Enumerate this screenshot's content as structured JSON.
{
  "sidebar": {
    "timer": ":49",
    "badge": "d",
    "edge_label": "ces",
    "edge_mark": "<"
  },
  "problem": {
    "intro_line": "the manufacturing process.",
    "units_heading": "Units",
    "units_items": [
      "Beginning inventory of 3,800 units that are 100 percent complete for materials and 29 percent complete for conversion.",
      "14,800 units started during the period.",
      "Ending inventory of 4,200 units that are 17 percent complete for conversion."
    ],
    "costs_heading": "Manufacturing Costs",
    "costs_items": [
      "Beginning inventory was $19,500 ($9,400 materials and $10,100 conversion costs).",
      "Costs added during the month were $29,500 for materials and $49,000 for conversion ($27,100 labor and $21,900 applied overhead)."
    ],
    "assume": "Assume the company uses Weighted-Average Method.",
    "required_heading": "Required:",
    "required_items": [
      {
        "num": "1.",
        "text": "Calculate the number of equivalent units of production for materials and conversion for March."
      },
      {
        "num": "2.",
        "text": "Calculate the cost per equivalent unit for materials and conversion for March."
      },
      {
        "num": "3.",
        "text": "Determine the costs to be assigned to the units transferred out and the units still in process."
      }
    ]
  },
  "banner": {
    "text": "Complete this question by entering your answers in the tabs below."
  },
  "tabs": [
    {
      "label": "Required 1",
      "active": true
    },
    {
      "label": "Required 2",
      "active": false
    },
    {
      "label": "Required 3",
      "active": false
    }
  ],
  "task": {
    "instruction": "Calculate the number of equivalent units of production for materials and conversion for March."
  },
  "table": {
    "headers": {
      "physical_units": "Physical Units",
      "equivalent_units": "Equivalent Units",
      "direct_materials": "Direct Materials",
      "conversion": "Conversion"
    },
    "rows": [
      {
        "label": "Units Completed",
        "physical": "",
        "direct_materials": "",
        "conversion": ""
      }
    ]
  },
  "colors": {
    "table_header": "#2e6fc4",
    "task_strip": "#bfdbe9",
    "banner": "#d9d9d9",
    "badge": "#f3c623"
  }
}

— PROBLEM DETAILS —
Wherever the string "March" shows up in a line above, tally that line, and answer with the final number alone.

— TASK ANSWER —
3